Jack Pearadin and Doug Nelsen found a 1.73-carat diamond after nearly a year of searching the park's field.
Randy Cox and I were in the First Methodist Church's Boy Scout Troop 5 in Lake Charles, La. In a happy coincidence, we both wound up working in Little Rock.
Randy is a licensed social worker and a one-man Arkansas army for stopping corporal punishment in schools. See his website, neverhitachild.org, for research and informed opinion.
Randy wrote me last week with good news. U.S. Rep. Carolyn McCarthy of New York introduced legislation to end corporal punishment in schools by refusing federal money to schools that continue to whack kids. Thirty states have outlawed the practice, not including Arkansas and other gun-worshipping, Republican-leaning Southern states. (The largest school districts in Arkansas, including all in Pulaski County, have sworn off pounding kids.)
McCarthy is joined by the PTA, secondary principals and a host of other organizations in the effort. I'm afraid to ask our congressional delegation and current candidates where they stand, the answers are so likely to be dispiriting. (Surprise me, Mike Ross.)
The research is extensive. Corporal punishment leads to increased negative behavior and dropout rates, McCarthy said. Punishment is discriminatorily applied. Racial minorities and poor kids are whipped more often than white kids and the well-to-do.
News coverage of the legislation (largely ignored in Arkansas) included a mention that Memphis was thinking of reinstating corporal punishment in a "war zone" school. Yes, that's the ticket. Show students that the proper response to violence is more violence. Think about it. Will a 16-year-old from a Memphis ghetto where shootings, stabbings and drug dealing are daily occurrences be encouraged to better behavior by a butt-whipping?
If you hit a kid with a board for sassing you at a McDonald's restaurant, you'd be charged with assault. But, in Arkansas and 19 other states, a coach can pound a smart alec kid with a board and they call it sound discipline.
Randy dug up an interesting piece of history. The state Board of Education in 1993, packed with progressive Clinton appointees, had a discussion about ending corporal punishment. An Arkadelphia elementary principal told the board her school chose alternatives to corporal punishment, preferring "discipline with dignity." Ultimately, the Board approved a resolution by Elaine Scott encouraging districts to use alternative punishment.
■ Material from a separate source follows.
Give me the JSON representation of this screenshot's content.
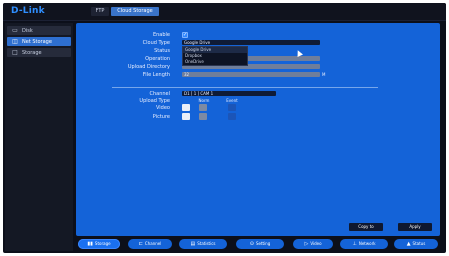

It said: "Corporal punishment serves as a model for aggressive behavior and teaches violence as a permissible solution to problems ... It causes students to withdraw from the punishing situation and is linked to absenteeism, truancy and the resulting lowering of academic achievement."
Board chairman Nancy Wood appointed a committee to report on the extent to which corporal punishment was used in Arkansas and to work with school groups on building consensus on banning it.
Education Department records today reflect no further reports, meetings or discussions. Nancy Wood told me the other day that her board term ended shortly after this action. She said the board knew from the first that historic feelings on the topic argued against a Board edict. Absent a vigorous continuing advocate – and with Mike Huckabee appointees in time taking control of the Board of Education – attention moved to other topics. The resolution was forgotten. Butts continued to be whipped.
School districts in Texas, Mississippi, Arkansas, Alabama and Georgia account for almost three-fourths of the reported whippings in U.S. schools, even though huge numbers of kids in these states are in urban districts that don't use corporal punishment.
Randy's simple mantra: Never hit a child, except in self defense. No harm has ever come from following that sound advice.